## EXERCISE
Scan the entries that follow and give only the number of lines containing "labels".

++++ SOURCE DATA

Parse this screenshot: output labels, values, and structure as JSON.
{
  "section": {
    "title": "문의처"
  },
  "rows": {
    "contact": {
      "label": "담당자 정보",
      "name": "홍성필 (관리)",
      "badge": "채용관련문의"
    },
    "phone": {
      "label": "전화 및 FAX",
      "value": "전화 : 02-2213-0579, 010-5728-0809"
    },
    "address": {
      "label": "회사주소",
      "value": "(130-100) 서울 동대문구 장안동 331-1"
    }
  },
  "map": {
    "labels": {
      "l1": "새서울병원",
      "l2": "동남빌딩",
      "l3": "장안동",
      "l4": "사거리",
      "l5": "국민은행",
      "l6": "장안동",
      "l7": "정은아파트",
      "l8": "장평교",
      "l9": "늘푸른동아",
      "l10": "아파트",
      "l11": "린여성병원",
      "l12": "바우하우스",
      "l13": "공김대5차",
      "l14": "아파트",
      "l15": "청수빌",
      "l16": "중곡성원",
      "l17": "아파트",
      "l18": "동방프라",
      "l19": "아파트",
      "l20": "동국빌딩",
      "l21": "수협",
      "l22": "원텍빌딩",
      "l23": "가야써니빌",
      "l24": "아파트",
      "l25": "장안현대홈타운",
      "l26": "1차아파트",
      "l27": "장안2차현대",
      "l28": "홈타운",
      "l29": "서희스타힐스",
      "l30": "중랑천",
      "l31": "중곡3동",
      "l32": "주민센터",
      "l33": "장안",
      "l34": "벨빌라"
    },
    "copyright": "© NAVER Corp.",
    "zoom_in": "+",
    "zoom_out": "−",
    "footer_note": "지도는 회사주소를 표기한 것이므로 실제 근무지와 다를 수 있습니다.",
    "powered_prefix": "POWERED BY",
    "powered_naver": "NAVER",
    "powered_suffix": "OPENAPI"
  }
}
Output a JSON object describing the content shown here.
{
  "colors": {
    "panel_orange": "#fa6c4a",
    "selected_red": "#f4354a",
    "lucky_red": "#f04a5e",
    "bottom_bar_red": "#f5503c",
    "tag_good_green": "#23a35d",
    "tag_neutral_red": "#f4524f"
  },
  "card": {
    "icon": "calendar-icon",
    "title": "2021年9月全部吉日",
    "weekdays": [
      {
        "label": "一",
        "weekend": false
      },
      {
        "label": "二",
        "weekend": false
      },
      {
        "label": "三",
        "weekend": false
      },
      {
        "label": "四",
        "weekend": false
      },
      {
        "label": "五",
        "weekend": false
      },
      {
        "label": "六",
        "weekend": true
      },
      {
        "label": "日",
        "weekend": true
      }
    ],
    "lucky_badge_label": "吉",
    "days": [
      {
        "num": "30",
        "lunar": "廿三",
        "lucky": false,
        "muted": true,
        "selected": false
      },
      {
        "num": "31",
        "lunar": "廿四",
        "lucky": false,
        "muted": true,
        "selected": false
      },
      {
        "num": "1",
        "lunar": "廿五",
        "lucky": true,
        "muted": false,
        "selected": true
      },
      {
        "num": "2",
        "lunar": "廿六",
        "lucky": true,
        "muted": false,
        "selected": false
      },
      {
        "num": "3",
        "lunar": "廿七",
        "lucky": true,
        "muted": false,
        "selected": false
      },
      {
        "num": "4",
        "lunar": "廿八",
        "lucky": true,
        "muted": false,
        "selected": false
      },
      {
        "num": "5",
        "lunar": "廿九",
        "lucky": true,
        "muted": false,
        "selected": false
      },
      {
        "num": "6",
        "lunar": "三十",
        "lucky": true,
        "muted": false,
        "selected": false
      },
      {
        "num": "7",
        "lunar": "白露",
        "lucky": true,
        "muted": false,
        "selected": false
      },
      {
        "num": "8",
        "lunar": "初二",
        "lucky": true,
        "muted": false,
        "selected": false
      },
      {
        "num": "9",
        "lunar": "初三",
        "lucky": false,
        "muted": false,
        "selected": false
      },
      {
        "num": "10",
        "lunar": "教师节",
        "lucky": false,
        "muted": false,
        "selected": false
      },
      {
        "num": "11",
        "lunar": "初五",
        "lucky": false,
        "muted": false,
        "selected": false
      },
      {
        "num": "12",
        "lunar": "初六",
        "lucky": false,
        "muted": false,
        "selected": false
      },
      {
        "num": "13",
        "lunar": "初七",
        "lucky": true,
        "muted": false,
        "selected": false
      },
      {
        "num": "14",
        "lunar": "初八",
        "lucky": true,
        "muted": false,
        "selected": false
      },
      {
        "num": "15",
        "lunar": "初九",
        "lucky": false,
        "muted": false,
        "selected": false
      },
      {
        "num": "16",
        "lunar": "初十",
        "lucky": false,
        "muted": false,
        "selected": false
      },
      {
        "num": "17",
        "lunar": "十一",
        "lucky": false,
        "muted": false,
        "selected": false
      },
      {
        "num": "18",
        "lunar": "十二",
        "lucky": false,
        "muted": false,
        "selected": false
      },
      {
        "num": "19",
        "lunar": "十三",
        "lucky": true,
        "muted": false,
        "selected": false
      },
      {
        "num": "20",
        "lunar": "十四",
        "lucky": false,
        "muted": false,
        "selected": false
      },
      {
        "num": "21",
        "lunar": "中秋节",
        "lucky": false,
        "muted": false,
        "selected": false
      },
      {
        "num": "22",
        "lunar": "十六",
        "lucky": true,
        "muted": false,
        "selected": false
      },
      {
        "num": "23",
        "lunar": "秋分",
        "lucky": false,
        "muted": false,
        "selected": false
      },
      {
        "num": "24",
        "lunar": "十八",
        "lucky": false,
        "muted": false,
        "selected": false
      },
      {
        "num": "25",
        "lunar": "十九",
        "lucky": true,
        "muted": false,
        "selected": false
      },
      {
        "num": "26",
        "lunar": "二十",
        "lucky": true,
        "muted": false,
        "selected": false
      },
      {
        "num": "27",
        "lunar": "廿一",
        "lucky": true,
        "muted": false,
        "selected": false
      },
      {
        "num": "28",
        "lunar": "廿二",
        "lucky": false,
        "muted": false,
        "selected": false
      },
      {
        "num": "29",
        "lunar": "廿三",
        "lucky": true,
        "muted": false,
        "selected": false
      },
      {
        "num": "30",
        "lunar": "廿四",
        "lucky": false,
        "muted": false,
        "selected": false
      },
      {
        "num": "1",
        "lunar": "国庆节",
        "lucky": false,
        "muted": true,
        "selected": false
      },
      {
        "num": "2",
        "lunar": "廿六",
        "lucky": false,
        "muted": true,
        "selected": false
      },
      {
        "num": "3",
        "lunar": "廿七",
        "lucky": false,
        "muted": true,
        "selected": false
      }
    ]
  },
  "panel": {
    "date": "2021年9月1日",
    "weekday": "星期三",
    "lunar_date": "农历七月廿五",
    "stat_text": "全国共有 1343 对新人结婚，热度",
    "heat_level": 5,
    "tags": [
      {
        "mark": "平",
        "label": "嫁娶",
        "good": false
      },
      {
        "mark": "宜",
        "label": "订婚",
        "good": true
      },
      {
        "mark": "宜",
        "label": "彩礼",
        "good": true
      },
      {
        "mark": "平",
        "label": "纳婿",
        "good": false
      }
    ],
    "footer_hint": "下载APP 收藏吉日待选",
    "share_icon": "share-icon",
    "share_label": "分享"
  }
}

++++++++

## RESPONSE TO THE EXERCISE
2